During Monday afternoon’s mass breakdown of subway service in Queens, onsite MTA maintenance workers called in an agency division tasked with upgrading the system’s ancient signals, according to internal documents that amNewYork Metro obtained, but transit officials say the cause of the hours-long snafu has yet to be determined.
The outages happened on parts of the Queens Boulevard Line — which carries E, F, M and R trains — disrupting subway service for almost four hours on July 26 and sparking delays for even longer, after signals froze between 63rd Drive-Rego Park and Kew Gardens-Union Turnpike stations due to a loss of power, according to a draft incident report by New York City Transit.
Power went out just before 1:40 p.m. on July 26 after a computer fuse blew at the nearby Continental Avenue Master Tower, where NYCT monitors subway traffic — and an onsite worker of the Maintenance of Way team alerted employees in charge of new signaling technology known as Communication Based Train Control (CBTC).
“Maintenance of Way reported that it appears to be a New Technology Signal problem, not a power problem,” reads a note in the report from 2:34 p.m., an hour after the outage occurred.
Senior MTA officials told amNewYork Metro that this does not mean that newly-installed signals are necessarily the source of the problem, but merely that the onsite workers asked for the crews specialized in that field to come to the scene, along with other divisions.
The outage caused the signals — effectively traffic lights for trains — to stay in the raised stop position, which automatically activates a train’s emergency brakes if operators try to pass, forcing service to be cancelations through the affected area.
🚨 E/F/M/R service is suspended in Queens in both directions because of a loss of power to our signaling system near Forest Hills-71 Av. 🚨
Here's what service is available on those lines, and what to do instead: pic.twitter.com/OQF3j9derX
— NYCT Subway. Wear a Mask. (@NYCTSubway) July 26, 2021
MTA dispatched crews to painstakingly set the signals back by hand before trains could proceed again.
Power was restored around 3:40 p.m., but regular service didn’t return until just before 5:30 p.m., still with extensive delays. A total of 89 trains were late as a result of the fracas, including on the E, F, M R, A, C, J, and Q.
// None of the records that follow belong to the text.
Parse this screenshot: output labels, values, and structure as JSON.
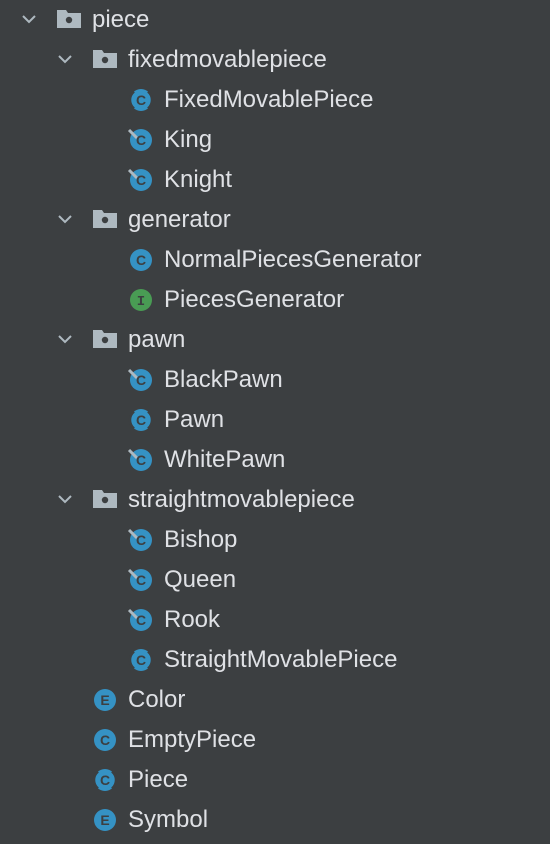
{
  "tree": {
    "root": {
      "label": "piece",
      "icon": "package-icon"
    },
    "fixedmovablepiece": {
      "label": "fixedmovablepiece",
      "icon": "package-icon",
      "children": [
        {
          "label": "FixedMovablePiece",
          "icon": "abstract-class-icon"
        },
        {
          "label": "King",
          "icon": "class-icon"
        },
        {
          "label": "Knight",
          "icon": "class-icon"
        }
      ]
    },
    "generator": {
      "label": "generator",
      "icon": "package-icon",
      "children": [
        {
          "label": "NormalPiecesGenerator",
          "icon": "class-icon"
        },
        {
          "label": "PiecesGenerator",
          "icon": "interface-icon"
        }
      ]
    },
    "pawn": {
      "label": "pawn",
      "icon": "package-icon",
      "children": [
        {
          "label": "BlackPawn",
          "icon": "class-icon"
        },
        {
          "label": "Pawn",
          "icon": "abstract-class-icon"
        },
        {
          "label": "WhitePawn",
          "icon": "class-icon"
        }
      ]
    },
    "straightmovablepiece": {
      "label": "straightmovablepiece",
      "icon": "package-icon",
      "children": [
        {
          "label": "Bishop",
          "icon": "class-icon"
        },
        {
          "label": "Queen",
          "icon": "class-icon"
        },
        {
          "label": "Rook",
          "icon": "class-icon"
        },
        {
          "label": "StraightMovablePiece",
          "icon": "abstract-class-icon"
        }
      ]
    },
    "files": [
      {
        "label": "Color",
        "icon": "enum-icon"
      },
      {
        "label": "EmptyPiece",
        "icon": "class-icon"
      },
      {
        "label": "Piece",
        "icon": "abstract-class-icon"
      },
      {
        "label": "Symbol",
        "icon": "enum-icon"
      }
    ]
  },
  "colors": {
    "background": "#3c3f41",
    "text": "#dfe1e5",
    "class_icon": "#3592c4",
    "interface_icon": "#499c54",
    "folder_icon": "#aeb9c0"
  }
}
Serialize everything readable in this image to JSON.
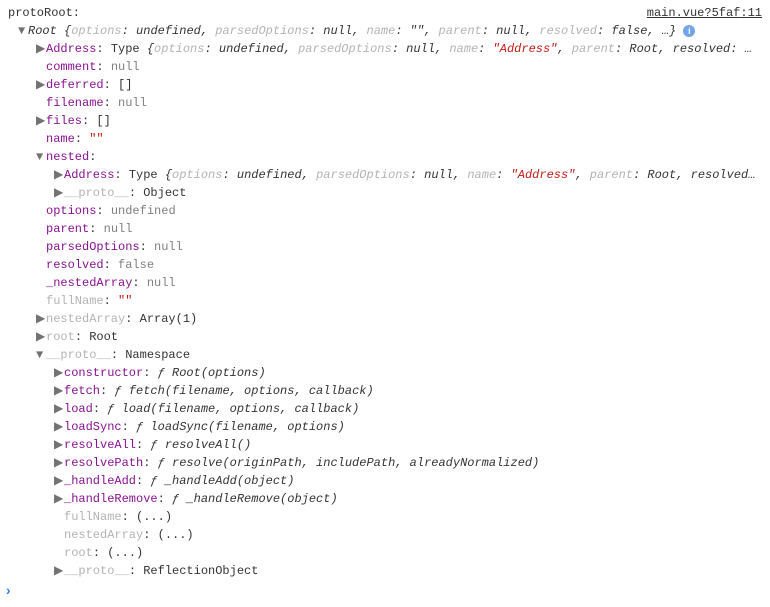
{
  "source": {
    "file": "main.vue?5faf",
    "line": "11"
  },
  "label": "protoRoot:",
  "root_summary": {
    "type": "Root",
    "options": "undefined",
    "parsedOptions": "null",
    "name": "\"\"",
    "parent": "null",
    "resolved": "false",
    "trail": ", …}"
  },
  "address_summary": {
    "key": "Address",
    "type": "Type",
    "options": "undefined",
    "parsedOptions": "null",
    "name": "\"Address\"",
    "parent": "Root",
    "post": ", resolved: …"
  },
  "fields": {
    "comment": {
      "key": "comment",
      "val": "null"
    },
    "deferred": {
      "key": "deferred",
      "val": "[]"
    },
    "filename": {
      "key": "filename",
      "val": "null"
    },
    "files": {
      "key": "files",
      "val": "[]"
    },
    "name": {
      "key": "name",
      "val": "\"\""
    },
    "options": {
      "key": "options",
      "val": "undefined"
    },
    "parent": {
      "key": "parent",
      "val": "null"
    },
    "parsedOptions": {
      "key": "parsedOptions",
      "val": "null"
    },
    "resolved": {
      "key": "resolved",
      "val": "false"
    },
    "nestedArrayNull": {
      "key": "_nestedArray",
      "val": "null"
    },
    "fullName": {
      "key": "fullName",
      "val": "\"\""
    },
    "nestedArray1": {
      "key": "nestedArray",
      "val": "Array(1)"
    },
    "rootRoot": {
      "key": "root",
      "val": "Root"
    },
    "proto_ns": {
      "key": "__proto__",
      "val": "Namespace"
    }
  },
  "nested": {
    "label": "nested",
    "address": {
      "key": "Address",
      "type": "Type",
      "options": "undefined",
      "parsedOptions": "null",
      "name": "\"Address\"",
      "parent": "Root",
      "post": ", resolved…"
    },
    "proto_obj": {
      "key": "__proto__",
      "val": "Object"
    }
  },
  "proto": {
    "constructor": {
      "key": "constructor",
      "sig": "Root(options)"
    },
    "fetch": {
      "key": "fetch",
      "sig": "fetch(filename, options, callback)"
    },
    "load": {
      "key": "load",
      "sig": "load(filename, options, callback)"
    },
    "loadSync": {
      "key": "loadSync",
      "sig": "loadSync(filename, options)"
    },
    "resolveAll": {
      "key": "resolveAll",
      "sig": "resolveAll()"
    },
    "resolvePath": {
      "key": "resolvePath",
      "sig": "resolve(originPath, includePath, alreadyNormalized)"
    },
    "_handleAdd": {
      "key": "_handleAdd",
      "sig": "_handleAdd(object)"
    },
    "_handleRemove": {
      "key": "_handleRemove",
      "sig": "_handleRemove(object)"
    },
    "fullNameEllipsis": {
      "key": "fullName",
      "val": "(...)"
    },
    "nestedArrayEllipsis": {
      "key": "nestedArray",
      "val": "(...)"
    },
    "rootEllipsis": {
      "key": "root",
      "val": "(...)"
    },
    "protoRefl": {
      "key": "__proto__",
      "val": "ReflectionObject"
    }
  },
  "f": "ƒ"
}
The CBTC upgrades began in 2017 after MTA awarded Canadian firm Thales with the $49.6 million contract. The firm had reps at the site, according to the report.
The fuse was ultimately replaced and the “signal equipment is working as designed,” according to the report’s conclusion.
Thales spokesperson Adam Kostecki said the company’s presence was not because of the outage and echoed MTA in saying that the investigation is remains ongoing.
“Thales is a partner with the MTA for current project deployments and our onsite presence yesterday was unrelated to the incident,” Kostecki said.
The integration of CBTC with the older system has recently caused some “growing pains,” on the Queens Boulevard Line, MTA previously acknowledged, after the line accounted for almost half of signal incidents in June and its trains ranked among the worst performing in the system that month.
The new system is already in service west of 36 Street Station and MTA expects it to be in full operation later this year, according to Cortez.
The agency previously equipped the L and 7 lines with the tech and plan to roll it out on the Culver Line, which carries F trains, and the Eighth Avenue Line, which runs A, C, and E trains.
Editor’s note (Wednesday, July 28, 12:37 pm): This story previously stated that an MTA inspector blamed new signaling technology for the outage. MTA reached out to amNewYork Metro to say that the quoted section from the report merely indicates that an agency division in charge of the upgrades was called to the scene and that the cause of the disruptions is still under investigation.
An earlier version of this story also referred to the crew member as an “inspector” because one of the duties of Maintenance of Way personnel is to inspect tracks. amNewYork Metro has chosen to replace the term with “maintenance workers” since “inspector” is a clearly-defined title.